“If I weren’t a conqueror, I would wish to be a sculptor.”
Napoléon Bonaparte (1769-1821)
A quote frequently used by Napoleon Abueva
The University of the Philippines (U.P.), Diliman campus, is a haven for art lovers, who can promenade among the thick vegetation of the school with many artworks located all throughout. Although the university is symbolized by Guillermo Tolentino’s 1939 sculpture entitled the “Oblation”, the most dominant sculptures in the whole campus are by his former student and co-National Artist, Napoleon Abueva.
Born in 1939, Isabelo “Billy” Veloso Abueva (1930-2018) took on the name Napoleón at the age of six. He was named after the French emperor, Napoleon Bonaparte, by a nun from the St. Joseph Academy, of Tagbilaran, Bohol Province. After high school, Abueva moved to Manila, and studied at the U.P. School of Fine Arts, under National Artist, Guillermo Estrella Tolentino (1890-1976), who was then the director of the school. Although trained in the classical style of sculpting, Abueva broke from its mold and began experimenting on modernist styles and techniques. Soon he became known as and Godfather of Philippine Modern Sculpture.
Abueva was already beginning to gain recognition by winning many local competitions, when he was given the break to create the “Christ Crucified/Christ Resurrected” crucifix, the “Twelve Apostles” lectern and the “Sermon at the Mount” altar for the U.P. Parish of the Holy Sacrifice, by Fr. John Delaney, in 1955; to work alongside Arch. Leandro Locsin, and painters Vicente Manansala, Arturo Luz, and Ang Kuikok. The church was a marvel of modernist architecture and art, with all five creative minds later recognized as National Artists of the Philippines.
However, pieces at the Parish of the Holy Sacrifice were not the first works commissioned by the university. Fresh out of college in 1950, Abueva was asked to do the University Seal, for the newly constructed Gonzales Hall of the Mani Library.
A few years short of Abueva’s 1959 Ten Outstanding Young Men of the Philippines (TOYM) award; he would once again create two new monuments that would mark the entrance to the University of the Philippines: the University Avenue. The first piece is the U.P. Gateway, which he had won in a school wide waiting shed design competition, in 1962. Designed to represent the paper airplanes of his youth, the final design was executed by Eng. David Mendoza Consunji (born 1921), whom he worked with in the Parish of the Holy Sacrifice.

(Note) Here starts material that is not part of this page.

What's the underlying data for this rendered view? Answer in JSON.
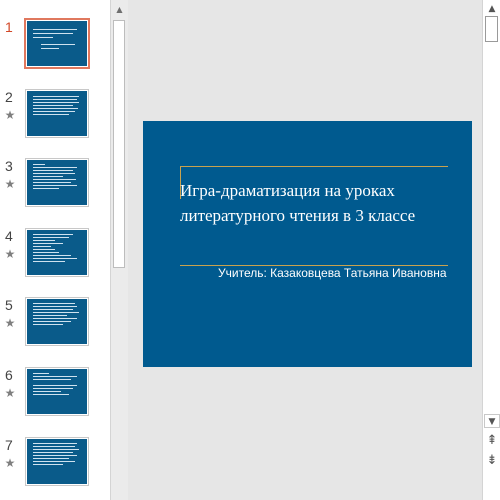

The second work of Abueva along the University Avenue is the 1966 “Tribute to Higher Education”, which are two monumental pieces that flank the north and south lanes of the road. In this piece, Abueva showcased his mastery of classical and modernist styles into a symbolical collection of reliefs in concrete.
Aside from exhibitions here and abroad, Abueva has represented the country in many international art events and forums, such as the Century 21 Exposition in Seattle (1962), the Arts Council in England (1964), the 5th International Congress of Art in Tokyo (1966), the 6th International congress of Art in Amsterdam (1969), and the Biennale de Sao Paulo (1969). One of the most prestigious art events Abueva participated in was the 1964 32nd Venice Biennale, with Jose Joya. The Philippines would not participate in this event again, until 2015.
Soon Abueva was building historic and symbolical monuments all over the country and abroad, aside from create smaller pieces for exhibitions. In 1976, he was given the honor of National Artist for Sculpture, making him the youngest recipient of this distinction.
Just like his mentor Tolentino, Abueva also served as dean of the U.P. College of Fine Arts, in the 1980s. During his stint as dean, he put up the foundry for sculpture, right behind the Vargas Museum. Soon he was placing artworks all around the area of the foundry, which would later lead to the development of the U.P. Sculpture Garden. Aside from pieces by Abdulmari Imao and Renato Rocha, the only work by Abueva left in the garden is his 1984 “Fredeswinda”, which is a replica of his 1981“The ASEAN Boat” in Singapore.
Aside from his public artworks, Abueva has created numerous smaller pieces such as death masks for actor Fernando Poe Jr. and Cardinal Jaime Sin, and trophies for many institutions such as the Gawad Plaridel of the U.P. College of Mass Communications.
Missing teaching, Abueva returned to the classrooms in 2006, at the Industrial Design department of the De La Salle-College of Saint Benilde School of Design and Arts. Sadly this was cut short, when Abueva suffered a massive stroke in 2008, which left him paralyzed from the neck down. He suffered two more strokes in 2010 and 2014, leaving him in a comatose.
Hence it is sad that most students and visitors of the University of the Philippines do not appreciate the genius behind these great artworks found all around the campus. They pass these monuments every day, and do not give a second thought about who made these and how much he has done for our country. It breaks my heart to look at this once vibrant man, reduced to a vegetative state, and no one takes the time to thank him.